So Cook has fought back by raising the stakes once again, with its new For Special Nights In range boasting dishes such as Haunch of Venison with Crushed Celeriac. "We wanted to re-establish our premium position. It's food of the highest quality and we believe customers are willing to pay a premium for it as it is still half the price of a gastropub dish."
But promotions will play a key role in establishing these lines. The much-copied Dine In For £10 meal deal introduced by M&S, which includes a main course, an accompaniment, a dessert and a bottle of wine really hit a chord with shoppers, says Assosia MD Kay Staniland. "Meal deals encourage consumers to try premium products and then shape their perceptions."
It's no surprise, then, that retailers have launched their new ranges on promotion. The Co-op is offering products in the Eat In range on a £5 link-save promo. Waitrose and Sainsbury's both relaunched their ranges with 25%-off promotions on selected lines backed by high-profile TV ads with Heston Blumenthal and Jamie Oliver. Iceland, meanwhile, has remained true to its core customer base by pricing its new range from just £1.50. Promotional activity is sure to continue on premium own label, says Staniland.
However, premium purchases will remain chiefly restricted to special occasions, says Coupe and when shoppers buy posh they also buy bog-standard.
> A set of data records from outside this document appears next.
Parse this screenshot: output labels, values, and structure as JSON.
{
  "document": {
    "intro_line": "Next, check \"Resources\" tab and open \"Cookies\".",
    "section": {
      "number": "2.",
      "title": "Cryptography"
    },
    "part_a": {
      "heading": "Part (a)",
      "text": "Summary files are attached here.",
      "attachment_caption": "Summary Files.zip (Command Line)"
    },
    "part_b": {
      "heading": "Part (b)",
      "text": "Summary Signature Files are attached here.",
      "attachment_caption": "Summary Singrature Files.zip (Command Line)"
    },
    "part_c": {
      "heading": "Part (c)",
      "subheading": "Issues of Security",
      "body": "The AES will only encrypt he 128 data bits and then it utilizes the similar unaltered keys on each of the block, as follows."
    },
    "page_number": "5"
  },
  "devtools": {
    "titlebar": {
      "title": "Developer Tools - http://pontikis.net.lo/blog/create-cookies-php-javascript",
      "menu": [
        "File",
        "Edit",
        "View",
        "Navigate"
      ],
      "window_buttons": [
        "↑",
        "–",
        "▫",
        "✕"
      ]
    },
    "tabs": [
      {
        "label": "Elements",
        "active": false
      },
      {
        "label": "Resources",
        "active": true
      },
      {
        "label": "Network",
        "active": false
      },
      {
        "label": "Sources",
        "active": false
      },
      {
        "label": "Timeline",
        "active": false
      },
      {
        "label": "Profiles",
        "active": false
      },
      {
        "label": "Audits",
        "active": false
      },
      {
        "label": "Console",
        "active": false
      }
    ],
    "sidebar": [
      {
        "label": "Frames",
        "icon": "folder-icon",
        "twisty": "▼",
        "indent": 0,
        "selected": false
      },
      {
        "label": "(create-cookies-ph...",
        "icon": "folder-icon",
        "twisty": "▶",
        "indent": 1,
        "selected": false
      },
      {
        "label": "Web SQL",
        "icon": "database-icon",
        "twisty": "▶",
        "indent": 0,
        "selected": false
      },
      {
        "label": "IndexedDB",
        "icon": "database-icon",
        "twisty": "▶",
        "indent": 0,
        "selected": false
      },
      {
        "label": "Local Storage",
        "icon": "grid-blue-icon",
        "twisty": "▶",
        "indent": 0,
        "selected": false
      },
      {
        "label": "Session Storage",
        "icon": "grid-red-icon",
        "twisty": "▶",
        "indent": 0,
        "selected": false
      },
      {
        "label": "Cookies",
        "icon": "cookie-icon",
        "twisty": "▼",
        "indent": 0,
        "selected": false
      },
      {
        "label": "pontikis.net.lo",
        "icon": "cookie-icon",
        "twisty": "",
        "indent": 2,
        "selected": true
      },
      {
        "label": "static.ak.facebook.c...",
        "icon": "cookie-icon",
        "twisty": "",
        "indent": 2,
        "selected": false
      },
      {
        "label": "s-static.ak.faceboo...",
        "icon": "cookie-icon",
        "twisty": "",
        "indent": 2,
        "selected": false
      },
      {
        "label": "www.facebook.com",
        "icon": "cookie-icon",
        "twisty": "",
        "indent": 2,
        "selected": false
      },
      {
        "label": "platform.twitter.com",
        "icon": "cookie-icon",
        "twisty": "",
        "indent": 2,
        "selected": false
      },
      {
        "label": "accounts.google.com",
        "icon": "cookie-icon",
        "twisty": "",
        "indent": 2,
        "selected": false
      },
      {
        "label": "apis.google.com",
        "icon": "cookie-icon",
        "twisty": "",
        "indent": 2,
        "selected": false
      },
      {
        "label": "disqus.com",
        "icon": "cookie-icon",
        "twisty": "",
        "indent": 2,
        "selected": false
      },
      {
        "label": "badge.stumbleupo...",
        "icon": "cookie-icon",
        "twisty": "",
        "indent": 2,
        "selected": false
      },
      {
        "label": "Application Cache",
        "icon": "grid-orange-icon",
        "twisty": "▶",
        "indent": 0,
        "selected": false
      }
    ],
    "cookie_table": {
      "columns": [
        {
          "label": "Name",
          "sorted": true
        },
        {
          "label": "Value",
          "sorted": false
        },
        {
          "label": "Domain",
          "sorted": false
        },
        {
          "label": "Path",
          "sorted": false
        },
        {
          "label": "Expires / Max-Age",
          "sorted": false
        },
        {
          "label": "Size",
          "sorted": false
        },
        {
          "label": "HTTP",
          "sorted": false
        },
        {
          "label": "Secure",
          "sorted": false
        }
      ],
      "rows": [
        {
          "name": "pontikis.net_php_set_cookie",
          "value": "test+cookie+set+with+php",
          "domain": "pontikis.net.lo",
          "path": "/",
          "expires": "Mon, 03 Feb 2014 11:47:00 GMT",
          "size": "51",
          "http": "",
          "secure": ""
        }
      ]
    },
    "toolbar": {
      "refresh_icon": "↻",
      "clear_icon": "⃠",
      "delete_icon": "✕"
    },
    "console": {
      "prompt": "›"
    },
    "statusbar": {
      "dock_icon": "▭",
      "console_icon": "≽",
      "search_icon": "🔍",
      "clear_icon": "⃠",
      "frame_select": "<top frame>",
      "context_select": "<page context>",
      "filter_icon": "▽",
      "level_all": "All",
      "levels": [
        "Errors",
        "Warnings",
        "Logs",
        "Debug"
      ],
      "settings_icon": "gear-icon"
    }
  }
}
Sainsbury's fastest-growing range is still Basics. "About 50% of baskets at Sainsbury's contain both Taste The Difference and Basics."
It's a point reinforced by Ocado's move in the other direction. As Waitrose was unveiling Duchy as the new premium tier in its three tier own-label having enjoyed so much success with its Waitrose Essential range in the last 18 months Ocado has evidently decided that the Waitrose basics range does not go far enough for its customers. Bucking the premiumisation trend it last month launched a new 1,000-strong mainstream own-label range to broaden the online retailer's appeal.
Says Ocado director Jason Gissing: "We need to make sure we service the needs of large families doing their weekly shops. Of course we can still offer treats and the beauty of our model is we can sell exclusive and niche ranges such as Gail's bread, Daylesford ready meals and FooGo sandwiches but for us it's essential that we offer shoppers choice."
Own-label range: Chosen by You
Number of products: 3,500
On the menu: Ultimate Steak Pie
What they say: "We are sending a clear message that Asda will now drive as hard on quality as it does on price"
Own-label range: For Special Nights In
Number of products: Six
On the menu: Haunch of Venison with Crushed Celeriac
What they say: "Something rather special different from what you might get in a supermarket"
The Co-operative Group
Own-label range: Eat In
Number of products: 25
On the menu: British Elmwood Turkey Breast Steaks with Spinach & Ricotta, topped with a Herb Crumb
What they say: "Convenience without compromise"
Own-label range: Tendercooked Meat
Number of products: 10
On the menu: Two Duck Legs in Orange Sauce
What they say: "A great range of mouthwatering recipes all slow cooked for tenderness"
Own-label range: Taste The Difference
Number of products: 1,141
On the menu: 21-Day Slow Matured Roasting Joint
What they say: "Our development teams have travelled the world. We believe this is the best premium food available in any supermarket"